Judge Rules D.C. Whistleblower Law Retroactively Applies to Cases

An August decision by a Superior Court Judge involving the case of a whistleblower from the Washington, D.C. Fire & Emergency Medical Services (FEMS) department may help open the door for a slew of whistleblower cases from current/former District employees to be brought against the city.

Theresa Cusick — former FEMS General Counsel — brought suit in September 2008 under the District’s Whistleblower Protection Act (DCWPA) after she revealed that an FEMS officer had a conflict of interest in working with the Office of the U.S. Attorney and was subsequently removed from her position. GAP created an advocacy video last December detailing Cusick’s case. District attorneys sought to dismiss the case because Cusick failed to file her claim within six months after the circumstances giving rise to her lawsuit. However, recent amendments to the DCWPA had abolished this notice requirement due to the recognition that it greatly impeded whistleblowing. The Superior Court Judge held that the repeal of the notice requirement in the WPA should be applied retroactively.   See video:  http://www.whistleblower.org/multimedia/events-a-activism/132-dc-fire-chief-dennis-rubin-deposition-video-showcases-questionable-statements-behavior

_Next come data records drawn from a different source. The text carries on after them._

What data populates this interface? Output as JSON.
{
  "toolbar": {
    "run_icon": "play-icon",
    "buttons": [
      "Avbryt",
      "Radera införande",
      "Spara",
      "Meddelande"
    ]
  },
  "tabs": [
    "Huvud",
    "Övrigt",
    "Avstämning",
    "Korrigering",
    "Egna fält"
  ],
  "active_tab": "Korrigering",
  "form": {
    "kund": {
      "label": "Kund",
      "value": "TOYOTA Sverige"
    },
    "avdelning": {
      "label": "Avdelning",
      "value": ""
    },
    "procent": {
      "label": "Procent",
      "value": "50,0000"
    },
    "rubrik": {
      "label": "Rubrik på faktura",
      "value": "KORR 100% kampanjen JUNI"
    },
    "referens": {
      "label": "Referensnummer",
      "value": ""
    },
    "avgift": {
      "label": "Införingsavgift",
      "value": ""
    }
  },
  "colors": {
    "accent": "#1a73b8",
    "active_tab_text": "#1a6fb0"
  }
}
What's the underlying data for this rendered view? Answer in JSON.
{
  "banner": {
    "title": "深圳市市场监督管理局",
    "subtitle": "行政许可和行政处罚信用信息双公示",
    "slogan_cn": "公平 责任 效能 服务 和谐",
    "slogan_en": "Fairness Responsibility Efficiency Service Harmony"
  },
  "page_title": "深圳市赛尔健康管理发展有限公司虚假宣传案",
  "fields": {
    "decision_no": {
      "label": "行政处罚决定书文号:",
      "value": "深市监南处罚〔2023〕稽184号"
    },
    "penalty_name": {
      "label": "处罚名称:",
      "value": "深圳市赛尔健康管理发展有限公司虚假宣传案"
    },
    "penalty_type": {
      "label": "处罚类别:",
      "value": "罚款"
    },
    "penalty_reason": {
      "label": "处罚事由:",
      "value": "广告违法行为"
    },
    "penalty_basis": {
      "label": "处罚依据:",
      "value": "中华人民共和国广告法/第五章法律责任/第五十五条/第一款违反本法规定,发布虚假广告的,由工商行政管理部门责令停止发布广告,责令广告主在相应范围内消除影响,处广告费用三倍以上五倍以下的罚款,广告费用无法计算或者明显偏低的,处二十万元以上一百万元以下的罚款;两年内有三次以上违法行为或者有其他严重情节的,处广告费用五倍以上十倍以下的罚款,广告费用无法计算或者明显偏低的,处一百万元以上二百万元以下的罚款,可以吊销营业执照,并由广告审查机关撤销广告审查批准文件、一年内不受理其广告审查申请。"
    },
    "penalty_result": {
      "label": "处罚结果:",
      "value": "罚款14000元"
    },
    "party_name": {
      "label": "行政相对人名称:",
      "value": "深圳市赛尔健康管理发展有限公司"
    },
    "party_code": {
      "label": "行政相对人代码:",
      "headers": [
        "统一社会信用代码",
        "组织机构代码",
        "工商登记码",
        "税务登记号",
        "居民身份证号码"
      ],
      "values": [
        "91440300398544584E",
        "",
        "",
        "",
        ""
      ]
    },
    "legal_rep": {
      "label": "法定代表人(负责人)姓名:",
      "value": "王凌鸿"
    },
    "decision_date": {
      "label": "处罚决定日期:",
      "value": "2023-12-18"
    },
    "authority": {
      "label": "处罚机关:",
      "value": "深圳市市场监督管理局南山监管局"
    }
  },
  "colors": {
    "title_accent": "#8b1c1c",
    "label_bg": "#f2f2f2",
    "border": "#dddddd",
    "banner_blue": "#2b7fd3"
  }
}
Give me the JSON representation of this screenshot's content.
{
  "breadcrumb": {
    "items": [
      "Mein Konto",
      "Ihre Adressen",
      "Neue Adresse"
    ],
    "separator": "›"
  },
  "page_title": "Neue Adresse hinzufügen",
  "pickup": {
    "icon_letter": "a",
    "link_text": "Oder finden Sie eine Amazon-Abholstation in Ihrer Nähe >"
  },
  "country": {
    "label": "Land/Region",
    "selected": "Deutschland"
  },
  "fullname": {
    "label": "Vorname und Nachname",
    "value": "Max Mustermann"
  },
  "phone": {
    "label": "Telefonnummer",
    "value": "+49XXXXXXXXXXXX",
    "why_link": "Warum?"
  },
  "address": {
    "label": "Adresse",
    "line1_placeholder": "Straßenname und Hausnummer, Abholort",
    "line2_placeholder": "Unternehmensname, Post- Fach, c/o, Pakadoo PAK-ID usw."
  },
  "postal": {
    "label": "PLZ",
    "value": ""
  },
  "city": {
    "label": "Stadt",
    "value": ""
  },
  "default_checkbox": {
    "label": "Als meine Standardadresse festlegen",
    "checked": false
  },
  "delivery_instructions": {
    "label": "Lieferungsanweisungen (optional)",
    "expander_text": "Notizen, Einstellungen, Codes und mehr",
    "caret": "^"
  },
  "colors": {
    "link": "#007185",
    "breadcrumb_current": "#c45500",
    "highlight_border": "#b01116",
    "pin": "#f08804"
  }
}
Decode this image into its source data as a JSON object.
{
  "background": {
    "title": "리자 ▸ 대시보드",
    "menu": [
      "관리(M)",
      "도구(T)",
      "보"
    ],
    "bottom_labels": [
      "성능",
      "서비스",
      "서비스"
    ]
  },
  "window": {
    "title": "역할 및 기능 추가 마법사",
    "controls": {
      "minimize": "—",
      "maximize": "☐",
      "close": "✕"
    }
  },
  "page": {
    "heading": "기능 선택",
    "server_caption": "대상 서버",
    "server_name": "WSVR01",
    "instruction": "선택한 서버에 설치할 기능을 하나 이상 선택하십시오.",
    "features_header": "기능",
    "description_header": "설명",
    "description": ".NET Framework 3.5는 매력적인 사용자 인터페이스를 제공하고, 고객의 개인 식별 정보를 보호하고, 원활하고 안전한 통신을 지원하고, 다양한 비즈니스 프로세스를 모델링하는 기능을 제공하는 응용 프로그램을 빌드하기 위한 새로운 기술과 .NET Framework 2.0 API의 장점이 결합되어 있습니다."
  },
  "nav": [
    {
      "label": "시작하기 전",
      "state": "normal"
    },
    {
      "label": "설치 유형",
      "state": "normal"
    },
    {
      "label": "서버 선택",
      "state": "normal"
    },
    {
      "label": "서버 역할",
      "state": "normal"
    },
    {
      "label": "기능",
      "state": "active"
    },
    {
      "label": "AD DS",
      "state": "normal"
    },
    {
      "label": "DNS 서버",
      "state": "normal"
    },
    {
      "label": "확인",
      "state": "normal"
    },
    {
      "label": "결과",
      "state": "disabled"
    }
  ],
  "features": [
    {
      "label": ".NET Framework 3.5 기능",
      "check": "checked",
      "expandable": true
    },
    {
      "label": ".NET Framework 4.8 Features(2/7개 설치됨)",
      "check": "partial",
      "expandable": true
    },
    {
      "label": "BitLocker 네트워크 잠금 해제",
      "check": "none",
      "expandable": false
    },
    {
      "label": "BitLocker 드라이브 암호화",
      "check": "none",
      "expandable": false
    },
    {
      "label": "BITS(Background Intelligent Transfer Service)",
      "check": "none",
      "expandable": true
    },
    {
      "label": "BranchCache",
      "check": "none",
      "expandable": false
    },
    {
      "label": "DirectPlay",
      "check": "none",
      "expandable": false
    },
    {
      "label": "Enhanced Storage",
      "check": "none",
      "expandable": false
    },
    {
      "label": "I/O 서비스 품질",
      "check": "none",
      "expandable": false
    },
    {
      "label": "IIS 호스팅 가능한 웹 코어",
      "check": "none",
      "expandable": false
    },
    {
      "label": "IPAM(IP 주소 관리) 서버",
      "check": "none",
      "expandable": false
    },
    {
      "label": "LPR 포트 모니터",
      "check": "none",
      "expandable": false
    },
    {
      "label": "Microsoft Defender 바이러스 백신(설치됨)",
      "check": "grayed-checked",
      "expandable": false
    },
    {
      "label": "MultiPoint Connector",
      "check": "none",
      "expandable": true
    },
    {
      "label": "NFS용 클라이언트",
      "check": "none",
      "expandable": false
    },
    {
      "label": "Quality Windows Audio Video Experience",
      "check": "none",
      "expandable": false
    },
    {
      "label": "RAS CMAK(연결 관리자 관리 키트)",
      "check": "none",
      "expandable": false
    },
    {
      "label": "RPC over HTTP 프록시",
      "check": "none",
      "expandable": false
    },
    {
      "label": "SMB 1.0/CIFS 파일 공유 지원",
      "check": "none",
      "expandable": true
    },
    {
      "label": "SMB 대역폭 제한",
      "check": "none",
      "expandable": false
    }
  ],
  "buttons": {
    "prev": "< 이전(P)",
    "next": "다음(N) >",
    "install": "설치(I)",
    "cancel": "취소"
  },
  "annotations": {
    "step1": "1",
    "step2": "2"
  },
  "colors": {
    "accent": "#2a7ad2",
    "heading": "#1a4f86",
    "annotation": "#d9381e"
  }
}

This ruling is a great victory for D.C. employees who have suffered retaliation for blowing the whistle and may be able to bring claims previously thought to be barred due to the six-month notice requirement. GAP has highlighted, through GAP TV’s program Whistle Where You Work, the pattern of retaliation exhibited against fire department personnel by FEMS under Chief Dennis Rubin.  See video:  http://www.whistleblower.org/multimedia/whistle-where-you-work/archive/113-episode-15-accountability-at-the-dc-fire-department